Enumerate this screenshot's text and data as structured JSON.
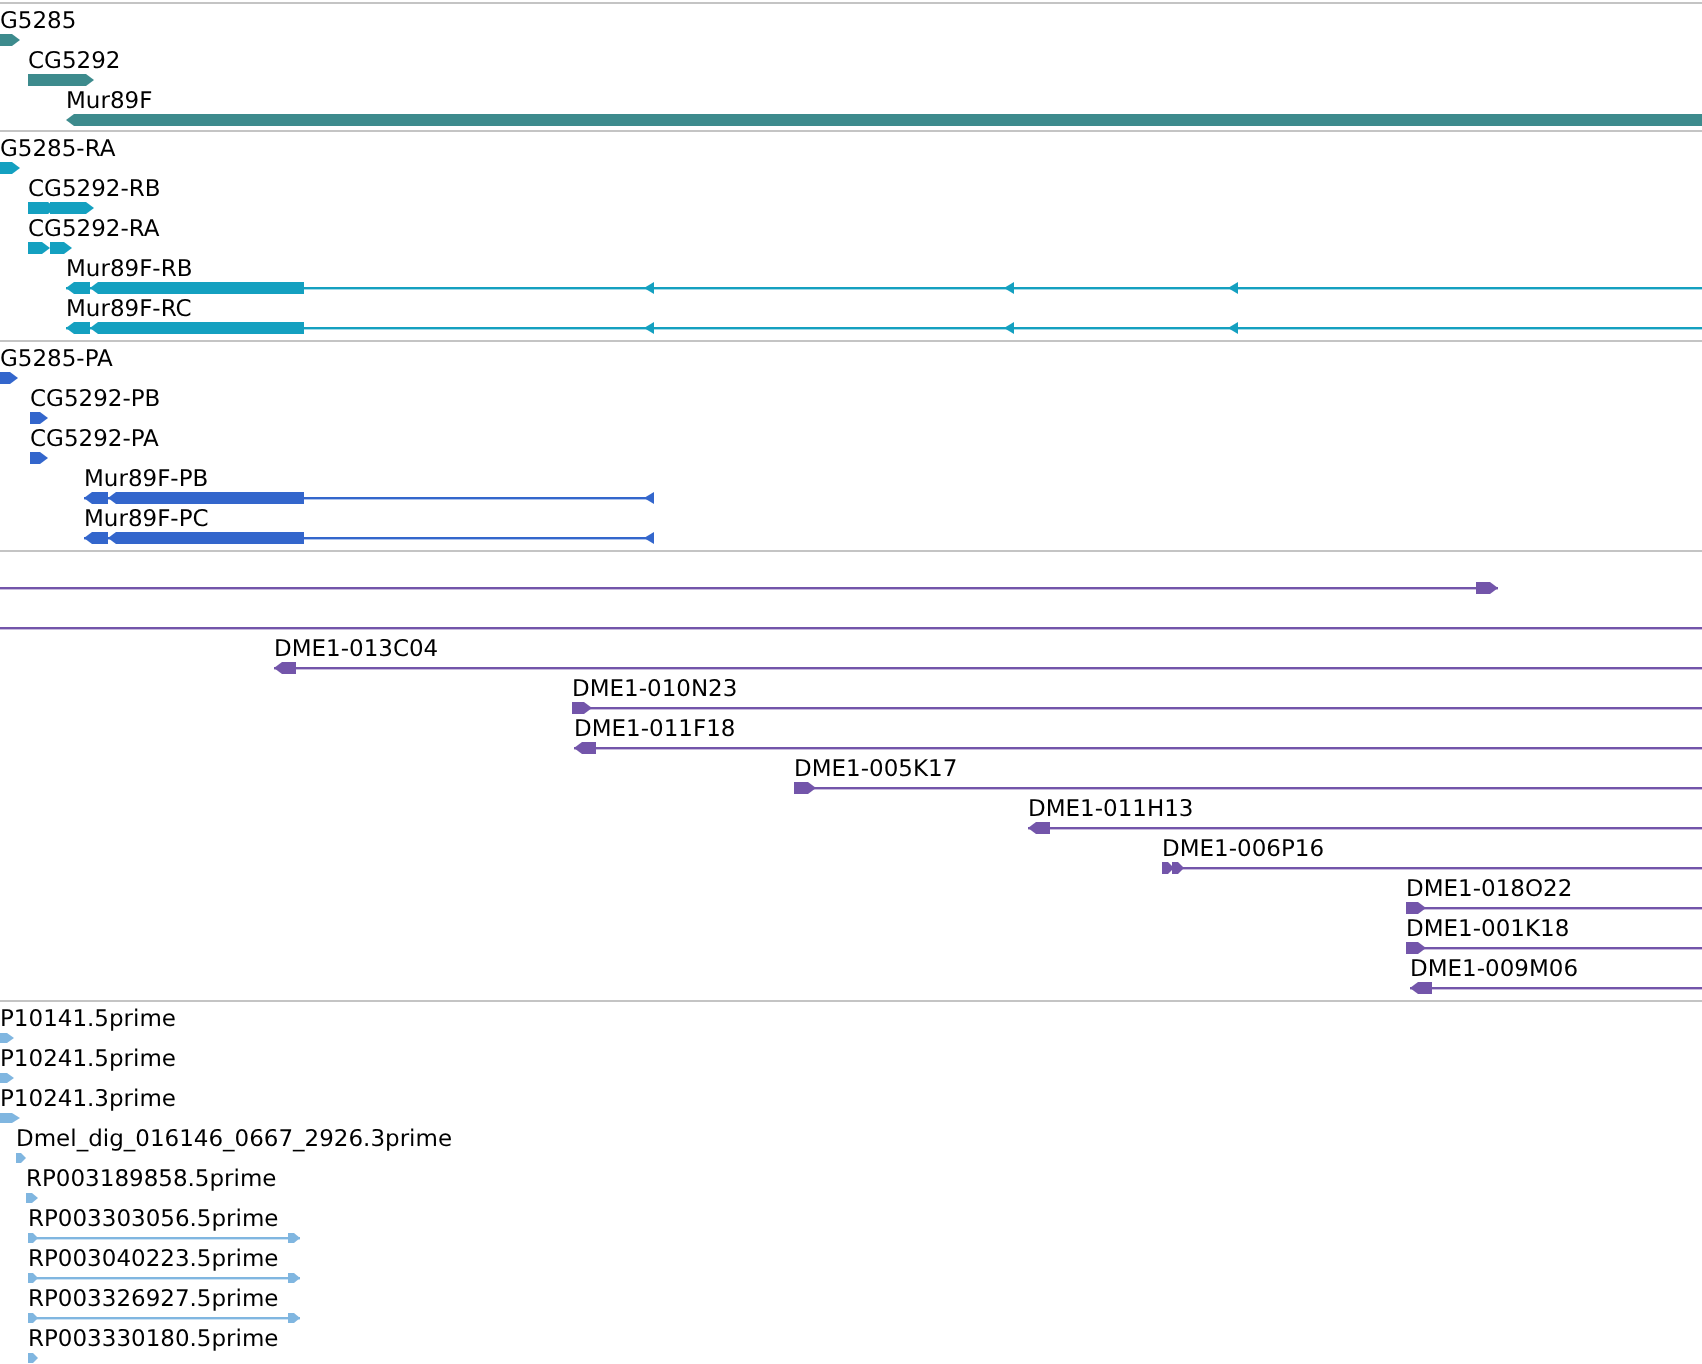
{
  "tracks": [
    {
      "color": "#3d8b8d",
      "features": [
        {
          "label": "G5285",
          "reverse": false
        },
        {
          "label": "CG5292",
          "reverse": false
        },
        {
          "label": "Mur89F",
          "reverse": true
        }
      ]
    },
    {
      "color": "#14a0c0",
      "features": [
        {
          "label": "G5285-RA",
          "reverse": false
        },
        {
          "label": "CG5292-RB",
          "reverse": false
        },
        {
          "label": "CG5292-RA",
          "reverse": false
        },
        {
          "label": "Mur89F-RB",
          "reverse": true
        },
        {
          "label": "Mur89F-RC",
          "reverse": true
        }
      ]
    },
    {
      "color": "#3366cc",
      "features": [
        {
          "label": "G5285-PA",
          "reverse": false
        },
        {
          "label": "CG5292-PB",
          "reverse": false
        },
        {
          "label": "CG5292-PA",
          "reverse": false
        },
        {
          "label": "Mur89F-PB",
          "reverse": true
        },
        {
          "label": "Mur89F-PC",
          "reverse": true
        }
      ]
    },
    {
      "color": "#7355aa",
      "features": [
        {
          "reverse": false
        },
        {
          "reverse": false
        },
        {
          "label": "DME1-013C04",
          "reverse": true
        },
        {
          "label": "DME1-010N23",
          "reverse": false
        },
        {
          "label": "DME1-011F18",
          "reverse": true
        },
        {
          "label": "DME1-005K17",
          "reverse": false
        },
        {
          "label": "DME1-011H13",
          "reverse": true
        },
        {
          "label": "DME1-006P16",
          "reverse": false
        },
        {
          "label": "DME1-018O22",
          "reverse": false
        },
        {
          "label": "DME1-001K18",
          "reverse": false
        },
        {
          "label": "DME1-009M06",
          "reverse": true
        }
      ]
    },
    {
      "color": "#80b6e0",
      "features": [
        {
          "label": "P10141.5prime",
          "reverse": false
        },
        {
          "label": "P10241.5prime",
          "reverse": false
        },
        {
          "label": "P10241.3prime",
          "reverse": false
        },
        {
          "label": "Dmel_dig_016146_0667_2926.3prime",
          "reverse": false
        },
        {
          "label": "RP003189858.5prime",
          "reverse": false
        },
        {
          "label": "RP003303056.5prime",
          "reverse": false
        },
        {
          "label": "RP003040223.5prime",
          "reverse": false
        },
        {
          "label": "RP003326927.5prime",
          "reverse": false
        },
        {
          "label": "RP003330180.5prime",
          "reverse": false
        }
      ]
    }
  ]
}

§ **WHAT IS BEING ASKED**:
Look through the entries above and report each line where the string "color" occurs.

§ **YOUR SOLUTION**:
      "color": "#3d8b8d",
      "color": "#14a0c0",
      "color": "#3366cc",
      "color": "#7355aa",
      "color": "#80b6e0",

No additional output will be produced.